by Elif Alp
I’m writing this in my head on the way home from seeing a movie with him, the first time we’ve laughed alone together in a while, since I can remember actually. Felt how much I love him traipsing through a movie theater parking lot on a chilly winter evening, just outside Chicago where you can hear the prairie winds in the morning despite the clutter of cookie cutter houses and the formulaic three trees per front yard. It’s Thanksgiving weekend and dammit sibling affection can be so volatile and impossible, and then so simple and pure. Snuggling up against him I take his arm in mine, skip some, everything is light and golden. D asks if he can get a slushy, and I say, red or pink I mean no blue or red? We laugh, both D says and I say that just makes it purple, and we laugh more. Or maybe it’s the same laugh and we’re just talking through it.
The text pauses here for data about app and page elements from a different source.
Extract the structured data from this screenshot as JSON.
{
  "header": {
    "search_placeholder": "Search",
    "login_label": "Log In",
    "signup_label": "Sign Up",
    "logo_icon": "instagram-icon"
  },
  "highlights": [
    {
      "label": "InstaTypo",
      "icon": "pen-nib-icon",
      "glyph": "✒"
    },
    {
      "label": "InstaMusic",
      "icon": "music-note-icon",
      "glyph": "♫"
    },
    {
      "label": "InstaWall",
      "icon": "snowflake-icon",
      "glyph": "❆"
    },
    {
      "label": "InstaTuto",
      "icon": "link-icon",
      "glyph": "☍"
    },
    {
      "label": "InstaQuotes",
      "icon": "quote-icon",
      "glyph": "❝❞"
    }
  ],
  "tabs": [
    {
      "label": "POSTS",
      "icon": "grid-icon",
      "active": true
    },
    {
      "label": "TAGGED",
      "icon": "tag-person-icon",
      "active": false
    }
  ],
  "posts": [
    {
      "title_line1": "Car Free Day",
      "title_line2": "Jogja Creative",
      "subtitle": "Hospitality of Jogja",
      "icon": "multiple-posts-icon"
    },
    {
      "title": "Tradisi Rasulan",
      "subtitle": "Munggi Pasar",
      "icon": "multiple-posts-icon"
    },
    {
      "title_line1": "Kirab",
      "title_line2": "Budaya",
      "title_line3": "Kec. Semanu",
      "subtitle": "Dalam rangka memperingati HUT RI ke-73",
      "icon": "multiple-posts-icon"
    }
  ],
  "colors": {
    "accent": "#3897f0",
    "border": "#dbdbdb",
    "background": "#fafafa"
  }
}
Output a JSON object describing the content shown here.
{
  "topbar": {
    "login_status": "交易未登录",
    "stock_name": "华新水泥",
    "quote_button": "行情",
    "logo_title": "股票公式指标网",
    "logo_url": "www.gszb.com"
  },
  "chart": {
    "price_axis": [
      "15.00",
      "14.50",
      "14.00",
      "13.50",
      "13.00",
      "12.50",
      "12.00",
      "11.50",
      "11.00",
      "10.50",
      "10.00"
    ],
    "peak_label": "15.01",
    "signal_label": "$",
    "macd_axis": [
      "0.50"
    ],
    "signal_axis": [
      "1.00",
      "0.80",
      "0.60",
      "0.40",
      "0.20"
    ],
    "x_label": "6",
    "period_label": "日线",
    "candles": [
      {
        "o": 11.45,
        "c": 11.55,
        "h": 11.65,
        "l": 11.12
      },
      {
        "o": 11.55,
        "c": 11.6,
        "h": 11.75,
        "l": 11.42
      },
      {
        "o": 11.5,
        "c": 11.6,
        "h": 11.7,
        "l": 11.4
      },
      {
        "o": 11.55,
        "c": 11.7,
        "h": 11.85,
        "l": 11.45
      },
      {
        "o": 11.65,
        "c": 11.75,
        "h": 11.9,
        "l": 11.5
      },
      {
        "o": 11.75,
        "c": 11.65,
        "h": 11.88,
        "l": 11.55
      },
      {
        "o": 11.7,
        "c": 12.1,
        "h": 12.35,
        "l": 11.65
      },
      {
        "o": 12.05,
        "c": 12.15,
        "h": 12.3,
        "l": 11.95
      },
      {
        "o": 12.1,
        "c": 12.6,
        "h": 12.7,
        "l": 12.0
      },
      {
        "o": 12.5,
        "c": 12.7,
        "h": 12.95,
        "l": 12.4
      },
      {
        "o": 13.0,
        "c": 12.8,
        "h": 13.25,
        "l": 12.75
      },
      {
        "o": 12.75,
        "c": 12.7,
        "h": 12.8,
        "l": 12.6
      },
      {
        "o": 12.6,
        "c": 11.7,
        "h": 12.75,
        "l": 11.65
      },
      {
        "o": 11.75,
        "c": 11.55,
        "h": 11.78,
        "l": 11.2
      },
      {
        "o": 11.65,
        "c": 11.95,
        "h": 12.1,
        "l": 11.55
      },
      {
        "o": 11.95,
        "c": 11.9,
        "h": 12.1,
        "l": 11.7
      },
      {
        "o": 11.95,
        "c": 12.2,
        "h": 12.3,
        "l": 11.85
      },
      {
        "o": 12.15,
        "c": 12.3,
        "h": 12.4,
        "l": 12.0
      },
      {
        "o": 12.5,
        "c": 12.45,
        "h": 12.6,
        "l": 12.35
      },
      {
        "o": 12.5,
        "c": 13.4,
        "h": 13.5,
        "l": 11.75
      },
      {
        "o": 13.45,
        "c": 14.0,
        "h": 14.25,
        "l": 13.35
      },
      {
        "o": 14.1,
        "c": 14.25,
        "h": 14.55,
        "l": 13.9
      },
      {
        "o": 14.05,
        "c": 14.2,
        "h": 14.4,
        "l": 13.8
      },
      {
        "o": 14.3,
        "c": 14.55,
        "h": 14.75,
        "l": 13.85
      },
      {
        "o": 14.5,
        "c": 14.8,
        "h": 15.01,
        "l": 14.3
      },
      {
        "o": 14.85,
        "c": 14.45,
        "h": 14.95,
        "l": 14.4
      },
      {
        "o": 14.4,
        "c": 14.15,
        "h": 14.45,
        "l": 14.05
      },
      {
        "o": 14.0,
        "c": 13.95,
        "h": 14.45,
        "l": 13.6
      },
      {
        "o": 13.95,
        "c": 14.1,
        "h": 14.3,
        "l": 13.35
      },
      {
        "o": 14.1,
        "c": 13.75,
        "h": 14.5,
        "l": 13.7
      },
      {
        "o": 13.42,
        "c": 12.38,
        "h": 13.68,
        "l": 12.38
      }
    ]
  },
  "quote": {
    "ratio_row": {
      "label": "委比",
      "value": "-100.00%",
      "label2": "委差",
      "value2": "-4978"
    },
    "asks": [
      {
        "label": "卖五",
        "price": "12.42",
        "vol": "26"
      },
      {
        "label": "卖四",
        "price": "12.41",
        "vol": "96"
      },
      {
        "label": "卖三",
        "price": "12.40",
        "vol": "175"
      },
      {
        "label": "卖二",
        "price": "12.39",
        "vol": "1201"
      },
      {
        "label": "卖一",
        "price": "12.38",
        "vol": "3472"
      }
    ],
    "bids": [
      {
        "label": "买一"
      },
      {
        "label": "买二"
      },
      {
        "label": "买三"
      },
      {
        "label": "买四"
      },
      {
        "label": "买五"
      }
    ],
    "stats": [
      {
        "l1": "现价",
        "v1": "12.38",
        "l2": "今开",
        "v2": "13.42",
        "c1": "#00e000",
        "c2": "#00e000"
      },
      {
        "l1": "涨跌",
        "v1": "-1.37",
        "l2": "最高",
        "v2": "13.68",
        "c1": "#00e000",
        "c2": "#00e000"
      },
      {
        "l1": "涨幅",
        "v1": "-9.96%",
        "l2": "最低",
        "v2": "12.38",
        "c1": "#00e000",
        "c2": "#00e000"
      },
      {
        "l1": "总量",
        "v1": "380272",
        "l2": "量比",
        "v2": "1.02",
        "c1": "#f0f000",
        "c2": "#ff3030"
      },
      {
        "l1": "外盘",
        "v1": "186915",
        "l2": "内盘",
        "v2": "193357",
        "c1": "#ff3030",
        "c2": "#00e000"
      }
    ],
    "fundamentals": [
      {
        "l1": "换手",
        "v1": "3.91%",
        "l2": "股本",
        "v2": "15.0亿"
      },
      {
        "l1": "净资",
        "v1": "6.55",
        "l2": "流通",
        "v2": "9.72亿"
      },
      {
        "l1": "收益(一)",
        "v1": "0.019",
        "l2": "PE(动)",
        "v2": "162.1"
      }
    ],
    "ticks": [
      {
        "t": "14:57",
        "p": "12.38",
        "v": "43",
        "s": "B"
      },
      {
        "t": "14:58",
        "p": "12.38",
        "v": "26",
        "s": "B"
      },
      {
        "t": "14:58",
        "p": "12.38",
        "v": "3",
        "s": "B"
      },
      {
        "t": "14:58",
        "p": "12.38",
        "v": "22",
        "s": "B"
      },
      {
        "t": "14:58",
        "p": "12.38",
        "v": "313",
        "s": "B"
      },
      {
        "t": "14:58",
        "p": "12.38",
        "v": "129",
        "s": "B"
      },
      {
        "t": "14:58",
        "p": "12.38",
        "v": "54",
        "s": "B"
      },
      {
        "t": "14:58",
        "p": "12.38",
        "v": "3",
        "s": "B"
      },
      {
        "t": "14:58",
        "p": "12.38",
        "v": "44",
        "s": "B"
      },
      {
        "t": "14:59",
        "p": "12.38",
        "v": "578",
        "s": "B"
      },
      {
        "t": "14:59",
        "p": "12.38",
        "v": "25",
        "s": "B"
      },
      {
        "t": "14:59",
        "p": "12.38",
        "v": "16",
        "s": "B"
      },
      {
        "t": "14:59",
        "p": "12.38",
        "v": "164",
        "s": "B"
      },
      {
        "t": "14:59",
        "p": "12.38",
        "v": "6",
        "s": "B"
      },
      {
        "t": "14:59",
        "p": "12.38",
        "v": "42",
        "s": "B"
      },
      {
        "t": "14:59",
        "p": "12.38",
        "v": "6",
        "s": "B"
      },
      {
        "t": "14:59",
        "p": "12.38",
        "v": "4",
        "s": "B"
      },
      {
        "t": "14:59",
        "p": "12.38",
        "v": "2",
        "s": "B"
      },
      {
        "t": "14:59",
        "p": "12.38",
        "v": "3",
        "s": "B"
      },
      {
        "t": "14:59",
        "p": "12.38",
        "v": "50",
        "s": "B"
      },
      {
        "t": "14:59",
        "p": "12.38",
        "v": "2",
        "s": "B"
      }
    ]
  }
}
Of all the flicks D picks Puss in Boots, insists on 3D. To see a movie, a fun movie, the kind we never see anymore he says. Dammit life is serious enough he says, why not have some fun in a movie for a second? And just like that we’re kids again, kids at a movie theater that looks like it did when it was built in the late 90s, the Barnum-and-Bailey inspired new old movie house plush. The same as it looked when I had last gone to a movie this enthused, but then not because this time we’re laughing and the theater looks the same but we look different. We shy away from the arcade room, glowing and flashing on and off, games lined up against all the walls with an air hockey table triumphant in the middle of it all, even though I love air hockey and D probably does too or at least he’d say he did if I’d asked.
A young guy sits at the end of the concession stand behind a sign that says “TICKETS SOLD HERE.” I say to him what do you got here, tickets?, and D laughs and so does the guy. Ever the older sister, a touch of swagger in front of the kid, his giggles validating, fueling my fire. I want to make him laugh forever. The guy says which movie are you here to see and I make like I’m a little embarrassed and whisper Puss in Boots, in 3D?, and D giggles more. The guy tries to make like it doesn’t matter, great he says, tapping away at the screen in front of him, here are your 3D glasses. D says oh my god, his jaw drops at the cheap plastic glasses on the counter, feigning his real excitement and knowing it’s funny because we’re painfully self-aware like that. Look I say to the guy, if anyone asks this never happened. Oh no he says, mum’s the word, that sincere Midwestern sarcasm.
Snacks D says, and we slide on down the stand. He gets a hot dog, and when he asks for that blue and red slushy the guy doesn’t even blink or think it’s weird. Holy shit I say, we are having so much fun and everything is so funny and D says so funny you couldn’t even write it, and we laugh. Until I do I say, and we laugh harder. Did you say butter the guy says, bag of popcorn in his hand, so funny you couldn’t even write it.
We walk into the theater right when the movie starts and everything feels too perfect, the laughs, the snacks, the timing, me and D. There’s hardly anyone there so we sit up and center and we’re giggling and then I realize while the movie is rolling that it’s not too perfect it’s just perfect enough, and that nothing has been funny all night except how much I love D and how much he loves me despite all the distance and space of being siblings as adults.
Now on the way home some soft sensual bossa nova is playing on the radio and it’s perfect too. I’m trying to find out what recording it is with some music recognition app to no avail, and then I have another realization. It’s frustratingly appropriate, a sign, like the gods were smiling down on me and nodding, watching it dawn on me how many strings they pulled tonight, glad I was recognizing. Silly naïve mortal:
The song only plays once so listen hard. Turn the volume up roll the windows down breath in the moment and remember it, dammit.
ELIF ALP is a documentary filmmaker and beginning level banjo player in New York City. She is also obtaining a PhD in Sociology from Columbia University. Her creative writing can best be categorized as exaggerated and glorified journal entries, building off personal experiences with an explicit attempt to make her readers laugh. Or at least smirk. Come on, no one? Oh no, not the crickets on a warm summer evening sound clip. Jesus, tough crowd.